Because America is sick of Borderer domination of its culture and politics.
We’ve had eight years of a president, George W. Bush, who has brought Borderer belligerence, anti-intellectualism, xenophobia and authoritarianism to the White House; who has redefined the presidency from chief executive to warlord-in-chief; and turned America’s image before the rest of the world into a distinctly Borderer visage: independent, defiant, demanding of loyalty, resistant to reason and raring for a fight. Bush himself, though his family comes from New England, embraces and projects a Borderer image as if he’d been born and bred in that tradition.
But even before Bush, we had Bill Clinton. Clinton is what a Borderer Democrat looks like. Though he’s educated and intellectual, he’s selective about showing that side of himself and often slathers a folksy veneer over it. Despite never having joined the military, he showed little hesitation to apply military force. His own emphasis on personal loyalty is storied. And as with McCain and Palin, there’s an undeniable streak of dysfunctionality in his family life. For all their talk of “family values,” Borderers have traditionally had trouble putting them into practice, according to Fischer: spousal and child abuse, adultery, divorce and out-of-wedlock pregnancy all occur at higher rates in the Highland South than in any other region of the United States.

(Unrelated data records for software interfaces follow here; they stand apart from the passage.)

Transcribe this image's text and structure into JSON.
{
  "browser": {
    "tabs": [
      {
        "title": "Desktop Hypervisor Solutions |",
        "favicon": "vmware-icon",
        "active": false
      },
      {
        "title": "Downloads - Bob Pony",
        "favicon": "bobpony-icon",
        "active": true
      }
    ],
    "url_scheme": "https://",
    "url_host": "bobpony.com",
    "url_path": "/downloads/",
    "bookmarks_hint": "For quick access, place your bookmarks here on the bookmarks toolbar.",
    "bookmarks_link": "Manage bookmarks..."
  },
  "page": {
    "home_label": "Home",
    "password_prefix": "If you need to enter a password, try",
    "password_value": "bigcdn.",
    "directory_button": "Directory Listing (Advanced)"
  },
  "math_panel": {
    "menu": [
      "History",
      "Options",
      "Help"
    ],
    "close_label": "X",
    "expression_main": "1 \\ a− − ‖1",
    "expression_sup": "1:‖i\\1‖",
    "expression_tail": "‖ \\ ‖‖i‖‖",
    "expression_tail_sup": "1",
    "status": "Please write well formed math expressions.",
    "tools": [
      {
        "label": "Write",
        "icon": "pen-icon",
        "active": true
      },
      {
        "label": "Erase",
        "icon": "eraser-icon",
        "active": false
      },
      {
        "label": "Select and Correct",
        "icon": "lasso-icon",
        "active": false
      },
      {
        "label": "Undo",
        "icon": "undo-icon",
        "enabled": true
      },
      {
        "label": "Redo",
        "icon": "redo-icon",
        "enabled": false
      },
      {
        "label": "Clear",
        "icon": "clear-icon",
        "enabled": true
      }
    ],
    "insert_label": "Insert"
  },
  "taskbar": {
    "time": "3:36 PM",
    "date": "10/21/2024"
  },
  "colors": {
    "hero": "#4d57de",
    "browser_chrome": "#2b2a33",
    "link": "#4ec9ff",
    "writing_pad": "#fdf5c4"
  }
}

Before the Civil War, American politics swung on a Puritan-Cavalier axis. But in the mid- to late 20th century, the dynamic changed: the Democratic Party became a Puritan-Quaker coalition, with the Quaker strain becoming dominant; while the Republican Party became a Borderer-Cavalier coalition, the Borderer strain rising with the power of the Christian Coalition and reaching its ascendancy under George W. Bush. Borderer voters have been kingmakers for several generations: you have to go back 80 years, to Herbert Hoover, to find a president whose winning coalition did not include the Borderer vote.

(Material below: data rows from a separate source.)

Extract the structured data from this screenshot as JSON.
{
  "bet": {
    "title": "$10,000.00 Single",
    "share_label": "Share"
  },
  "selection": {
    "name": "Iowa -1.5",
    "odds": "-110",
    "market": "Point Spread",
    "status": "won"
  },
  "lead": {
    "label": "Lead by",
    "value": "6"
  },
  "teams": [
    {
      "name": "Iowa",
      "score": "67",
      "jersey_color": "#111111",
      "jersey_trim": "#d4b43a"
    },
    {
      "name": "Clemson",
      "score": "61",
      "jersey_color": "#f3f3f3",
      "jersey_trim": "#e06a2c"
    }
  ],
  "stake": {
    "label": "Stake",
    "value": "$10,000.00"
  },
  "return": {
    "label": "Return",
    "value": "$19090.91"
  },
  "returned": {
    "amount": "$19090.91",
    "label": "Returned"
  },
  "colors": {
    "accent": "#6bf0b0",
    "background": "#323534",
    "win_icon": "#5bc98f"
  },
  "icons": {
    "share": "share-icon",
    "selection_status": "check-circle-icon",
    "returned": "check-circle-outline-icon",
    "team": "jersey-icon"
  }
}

Obama has won without the Borderers. His winning coalition consists of the descendants of Puritans and Quakers, a few descendants of Cavaliers and a lot of those Cavaliers’ onetime servants and slaves. He represents not just the rebirth of liberalism and the dwindling of our obsession with race, not just a new communitarianism, a new diplomacy and a new competence, but the repudiation of an American culture that tried to portray itself as the “real” America, the only America, then seized the levers of power and ran the nation into the ground. He broke the lock, the monopoly that the Borderer culture has had on America’s personality, and gave us a chance to redefine what freedom means, what equality means, what justice means, what family means . . . a chance to celebrate America the diverse rather than America the narrowly defined. A chance for America to be as thoughtful, as complicated, as generous and as hopeful as he is himself.